Dr. Enaya Othman of Marquette University has recently received a Fulbright Scholar Award to research women’s use of traditional dress, thob, in the Middle East.
Othman is an associate professor of languages, literatures, and cultures in the university’s Klingler College of Arts and Sciences, and is the founder of the Arab and Muslim Women’s Research and Resource Institute. Along with serving as the president of the AMWRRI board of directors, Othman is also the editor-in-chief of the Journal of Gender, Ethnic, and Cross-Cultural Studies.
While in Palestinian Territories and Jordan, Othman will be doing archival and onsite research to explore the influences of women’s dress choices in the region, according to a press release from Marquette University. She will be considering aspects such as dualities of regional cultures along with nationalization projects, cultural authenticity within a frame of modernity/hybridity, and local technologies employed in a globalized economy.

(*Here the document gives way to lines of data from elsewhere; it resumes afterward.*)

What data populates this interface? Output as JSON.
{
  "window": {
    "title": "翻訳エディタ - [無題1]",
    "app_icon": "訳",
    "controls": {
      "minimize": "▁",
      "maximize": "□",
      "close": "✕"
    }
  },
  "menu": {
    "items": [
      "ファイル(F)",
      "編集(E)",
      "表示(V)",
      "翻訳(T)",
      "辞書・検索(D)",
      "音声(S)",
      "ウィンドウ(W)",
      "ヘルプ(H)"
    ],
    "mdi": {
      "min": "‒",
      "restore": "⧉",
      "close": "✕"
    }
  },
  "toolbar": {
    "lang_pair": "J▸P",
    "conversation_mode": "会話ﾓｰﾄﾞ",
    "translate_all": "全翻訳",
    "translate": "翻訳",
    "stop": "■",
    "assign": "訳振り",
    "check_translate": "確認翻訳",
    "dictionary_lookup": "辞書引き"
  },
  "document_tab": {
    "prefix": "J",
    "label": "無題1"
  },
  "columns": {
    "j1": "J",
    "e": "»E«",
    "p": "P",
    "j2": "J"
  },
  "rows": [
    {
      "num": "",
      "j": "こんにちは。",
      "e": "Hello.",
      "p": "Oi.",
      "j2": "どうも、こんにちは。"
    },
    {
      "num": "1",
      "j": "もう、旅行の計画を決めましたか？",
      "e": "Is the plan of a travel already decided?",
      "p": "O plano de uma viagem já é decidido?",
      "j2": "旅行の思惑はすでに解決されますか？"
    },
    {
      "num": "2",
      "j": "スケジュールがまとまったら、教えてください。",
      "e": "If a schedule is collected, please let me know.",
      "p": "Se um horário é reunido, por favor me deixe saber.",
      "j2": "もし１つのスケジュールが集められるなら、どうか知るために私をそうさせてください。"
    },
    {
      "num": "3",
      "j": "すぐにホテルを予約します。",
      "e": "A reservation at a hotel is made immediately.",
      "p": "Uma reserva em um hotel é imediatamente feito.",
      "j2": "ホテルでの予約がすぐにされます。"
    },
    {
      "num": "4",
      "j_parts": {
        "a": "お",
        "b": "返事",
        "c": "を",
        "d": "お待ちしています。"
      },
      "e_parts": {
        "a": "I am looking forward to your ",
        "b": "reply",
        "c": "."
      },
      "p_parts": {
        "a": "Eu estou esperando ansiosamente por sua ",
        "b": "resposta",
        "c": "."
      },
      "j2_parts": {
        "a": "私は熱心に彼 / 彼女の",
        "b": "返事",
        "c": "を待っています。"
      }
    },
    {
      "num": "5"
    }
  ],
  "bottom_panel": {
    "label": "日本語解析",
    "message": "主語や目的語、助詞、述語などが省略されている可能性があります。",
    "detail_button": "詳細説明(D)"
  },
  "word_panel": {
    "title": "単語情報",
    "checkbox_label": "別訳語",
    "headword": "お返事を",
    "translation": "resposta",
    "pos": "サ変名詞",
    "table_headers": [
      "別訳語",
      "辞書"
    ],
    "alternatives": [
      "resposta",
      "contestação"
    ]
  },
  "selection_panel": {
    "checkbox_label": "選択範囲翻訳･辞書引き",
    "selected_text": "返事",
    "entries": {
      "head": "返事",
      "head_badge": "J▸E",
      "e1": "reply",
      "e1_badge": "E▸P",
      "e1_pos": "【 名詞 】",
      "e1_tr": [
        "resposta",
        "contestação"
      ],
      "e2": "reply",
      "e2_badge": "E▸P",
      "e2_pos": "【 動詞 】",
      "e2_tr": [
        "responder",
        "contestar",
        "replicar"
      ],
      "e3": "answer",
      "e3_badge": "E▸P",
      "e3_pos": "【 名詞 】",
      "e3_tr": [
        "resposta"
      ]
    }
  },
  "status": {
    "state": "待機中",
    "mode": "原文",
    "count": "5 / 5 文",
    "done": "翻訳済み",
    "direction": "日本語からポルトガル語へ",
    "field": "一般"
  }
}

“In the Middle East, women’s traditional cultural dress is often studied only as museum material, or as an indicator of tribal identity,” Othman said, according to a Marquette University news release.
“Recently, however, women’s renewed interest in, and rethinking of, traditional dress indicates an assertion of agency and empowerment. Whether as entrepreneurs, designers or producers, women are starting to reinterpret the role of dress and reclaiming authority over dominant, stereotypical discourses about women.”
Othman is looking to situate these perspectives on clothing choices through the history, culture, and politics of the respective country, along with how the individuals see their own identity and relationship to their nation or culture. Othman has chosen the two areas because they share cultural resources and heritage, yet are unique in social boundaries and particular history.
Through Fulbright opportunities, scholars get the chance to explore and learn more in an increasingly interconnected world. This exploration by Dr. Othman will be yet another stride in building bridges of knowledge and understanding between people and cultures.